Regarding level I renal cysts of the Bosnian classification
The radiologists who authored the article used the findings of renal cysts, which are very frequent with a prevalence of 36% in patients over 80 years of age, in order not to inform of renal cysts of level I of the Bosnian classification in their reports, in accordance with the following criteria: a) the cyst is not the reason for the examination, b) doesn’t generate local problems, c) has no malignant potential, and d) is not likely to generate a polycystic kidney disease.
The authors acknowledge that the proposal not to inform opens up new legal risks for radiologists, and for this reason they believe that the professional debate should be reinforced with the deployment of analysis that contrast the benefits and risks of both reporting and not reporting. We must create – they say - a doctrinal body regarding this as today’s scanners, with improved functional and perfusion techniques, have an impressive ability to visualize all kinds of findings that were unthinkable until recently and as an example, they recall that the American College of Medical Genetics and Genomics has developed a consensus that geneticists should only report genetic variants that have been shown to be related to pathologies, therefore advising against diagnosing genetic abnormalities that are not known to have pathogenic associations.
The emergence of diagnostic imaging techniques and the awe that these arouse in doctors and patients, is opening a debate on the role that radiologists must play within this new medicine with its strong tendency to exacerbate.
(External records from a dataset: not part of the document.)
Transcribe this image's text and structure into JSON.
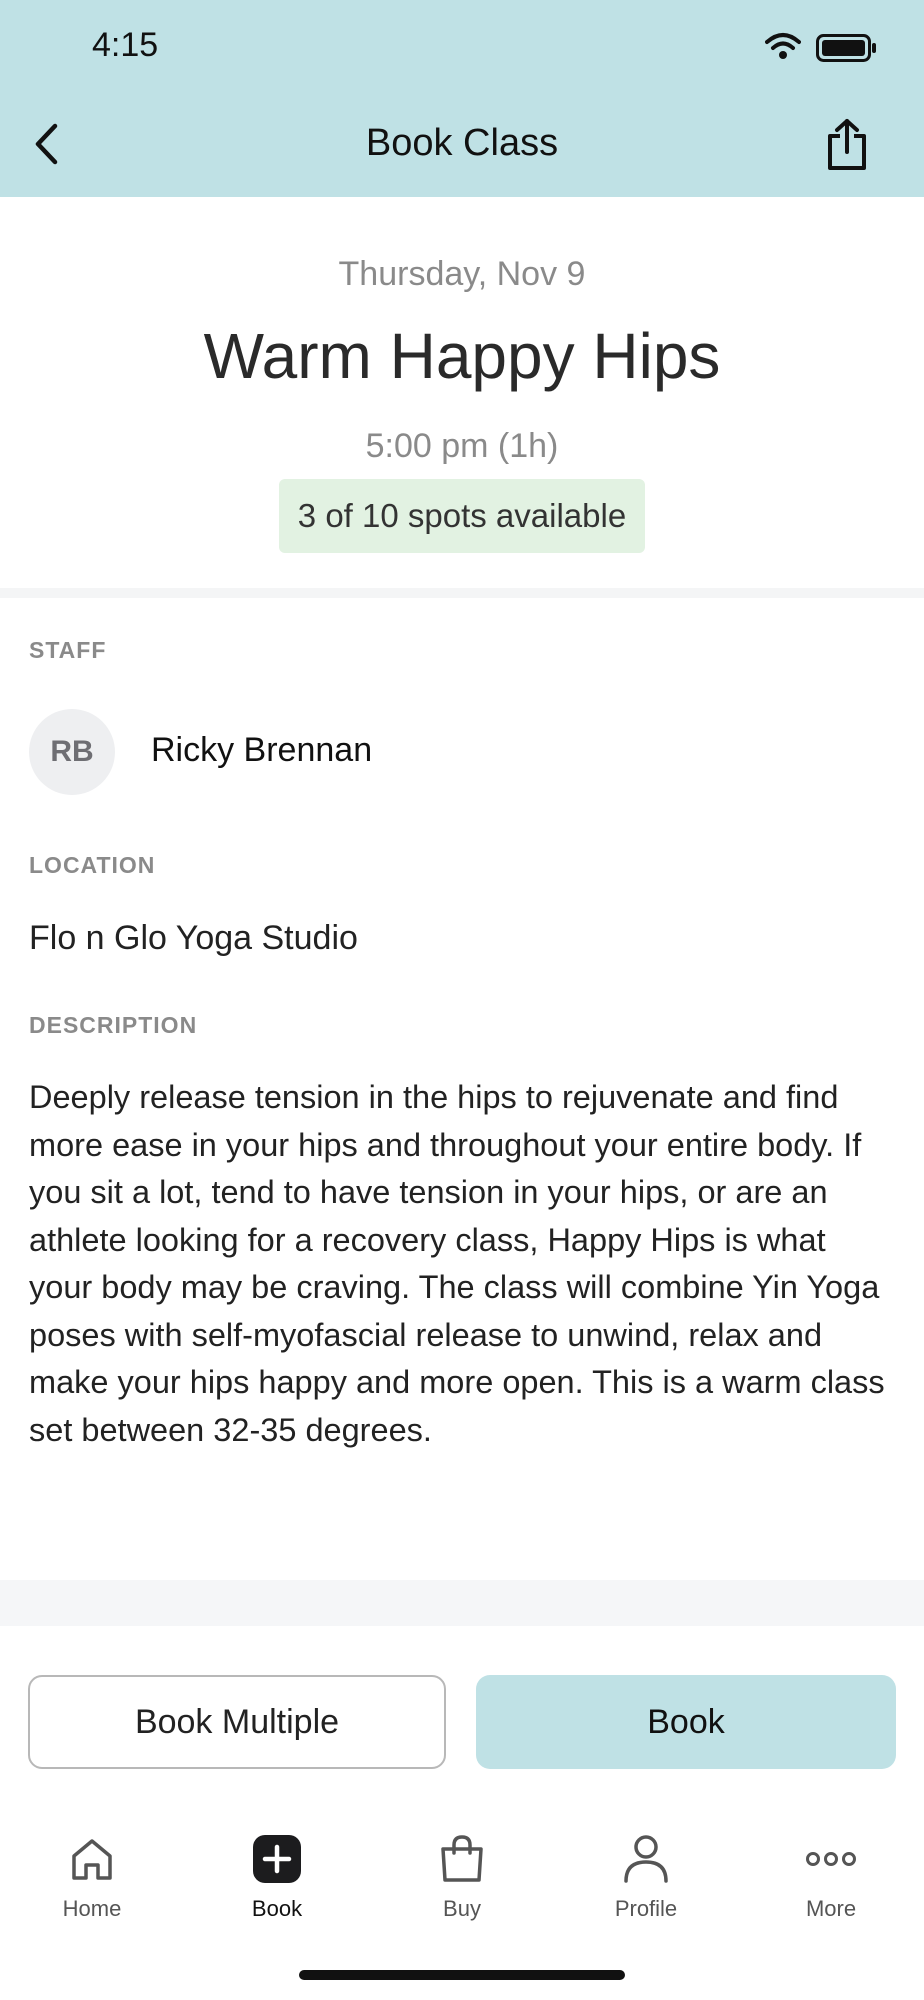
{
  "status_bar": {
    "time": "4:15"
  },
  "header": {
    "title": "Book Class",
    "back_icon": "chevron-left-icon",
    "share_icon": "share-icon"
  },
  "class": {
    "date": "Thursday, Nov 9",
    "name": "Warm Happy Hips",
    "time": "5:00 pm (1h)",
    "spots": "3 of 10 spots available"
  },
  "staff": {
    "label": "STAFF",
    "initials": "RB",
    "name": "Ricky Brennan"
  },
  "location": {
    "label": "LOCATION",
    "name": "Flo n Glo Yoga Studio"
  },
  "description": {
    "label": "DESCRIPTION",
    "text": "Deeply release tension in the hips to rejuvenate and find more ease in your hips and throughout your entire body. If you sit a lot, tend to have tension in your hips, or are an athlete looking for a recovery class, Happy Hips is what your body may be craving. The class will combine Yin Yoga poses with self-myofascial release to unwind, relax and make your hips happy and more open. This is a warm class set between 32-35 degrees."
  },
  "actions": {
    "book_multiple": "Book Multiple",
    "book": "Book"
  },
  "tabs": [
    {
      "label": "Home",
      "icon": "home-icon"
    },
    {
      "label": "Book",
      "icon": "plus-square-icon",
      "active": true
    },
    {
      "label": "Buy",
      "icon": "shopping-bag-icon"
    },
    {
      "label": "Profile",
      "icon": "person-icon"
    },
    {
      "label": "More",
      "icon": "more-dots-icon"
    }
  ],
  "colors": {
    "header_bg": "#bfe1e5",
    "spots_bg": "#e2f2e2",
    "book_bg": "#bfe1e5"
  }
}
The authors of this article, under the aegis of the American College of Radiology, believe that radiologists should abandon their role of registrars and become more involved in the value of clinical practice. Welcome to the club.